- _PROBLEM TO SOLVE_: What follows is a set of records; repeat them exactly, without the pictures.

- _EXERCISE INPUT_:
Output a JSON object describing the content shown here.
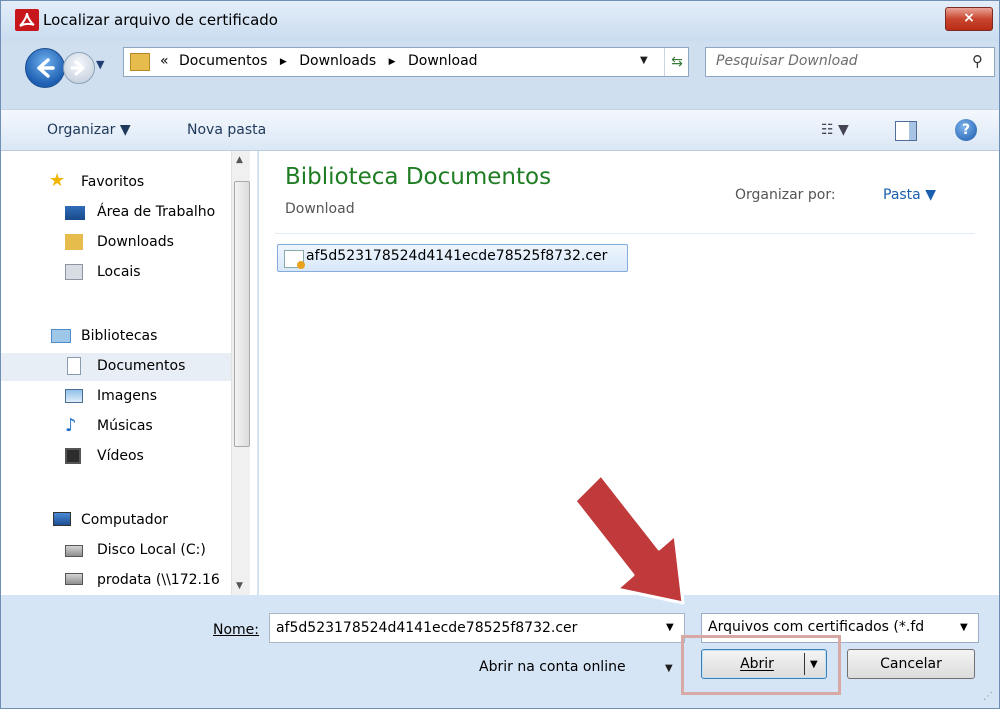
{
  "window": {
    "title": "Localizar arquivo de certificado",
    "close_label": "×"
  },
  "navigation": {
    "breadcrumb_prefix": "«",
    "breadcrumb": [
      "Documentos",
      "Downloads",
      "Download"
    ],
    "breadcrumb_separator": "▶",
    "search_placeholder": "Pesquisar Download"
  },
  "toolbar": {
    "organize_label": "Organizar ▼",
    "new_folder_label": "Nova pasta",
    "views_label": "☷ ▼",
    "help_label": "?"
  },
  "nav_pane": {
    "favorites": "Favoritos",
    "desktop": "Área de Trabalho",
    "downloads": "Downloads",
    "places": "Locais",
    "libraries": "Bibliotecas",
    "documents": "Documentos",
    "images": "Imagens",
    "music": "Músicas",
    "videos": "Vídeos",
    "computer": "Computador",
    "local_disk": "Disco Local (C:)",
    "network": "prodata (\\\\172.16"
  },
  "content": {
    "library_title": "Biblioteca Documentos",
    "library_subtitle": "Download",
    "arrange_label": "Organizar por:",
    "arrange_value": "Pasta ▼",
    "files": [
      {
        "name": "af5d523178524d4141ecde78525f8732.cer"
      }
    ]
  },
  "footer": {
    "name_label": "Nome:",
    "name_value": "af5d523178524d4141ecde78525f8732.cer",
    "filter_value": "Arquivos com certificados (*.fd",
    "online_label": "Abrir na conta online",
    "open_label": "Abrir",
    "cancel_label": "Cancelar"
  },
  "colors": {
    "title_bar": "#c9dcf0",
    "library_title": "#1e7d22",
    "arrow": "#c0393b",
    "highlight": "#d7a8a4"
  }
}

- _FINISHED EXERCISE_:
Output a JSON object describing the content shown here.
{
  "window": {
    "title": "Localizar arquivo de certificado",
    "close_label": "×"
  },
  "navigation": {
    "breadcrumb_prefix": "«",
    "breadcrumb": [
      "Documentos",
      "Downloads",
      "Download"
    ],
    "breadcrumb_separator": "▶",
    "search_placeholder": "Pesquisar Download"
  },
  "toolbar": {
    "organize_label": "Organizar ▼",
    "new_folder_label": "Nova pasta",
    "views_label": "☷ ▼",
    "help_label": "?"
  },
  "nav_pane": {
    "favorites": "Favoritos",
    "desktop": "Área de Trabalho",
    "downloads": "Downloads",
    "places": "Locais",
    "libraries": "Bibliotecas",
    "documents": "Documentos",
    "images": "Imagens",
    "music": "Músicas",
    "videos": "Vídeos",
    "computer": "Computador",
    "local_disk": "Disco Local (C:)",
    "network": "prodata (\\\\172.16"
  },
  "content": {
    "library_title": "Biblioteca Documentos",
    "library_subtitle": "Download",
    "arrange_label": "Organizar por:",
    "arrange_value": "Pasta ▼",
    "files": [
      {
        "name": "af5d523178524d4141ecde78525f8732.cer"
      }
    ]
  },
  "footer": {
    "name_label": "Nome:",
    "name_value": "af5d523178524d4141ecde78525f8732.cer",
    "filter_value": "Arquivos com certificados (*.fd",
    "online_label": "Abrir na conta online",
    "open_label": "Abrir",
    "cancel_label": "Cancelar"
  },
  "colors": {
    "title_bar": "#c9dcf0",
    "library_title": "#1e7d22",
    "arrow": "#c0393b",
    "highlight": "#d7a8a4"
  }
}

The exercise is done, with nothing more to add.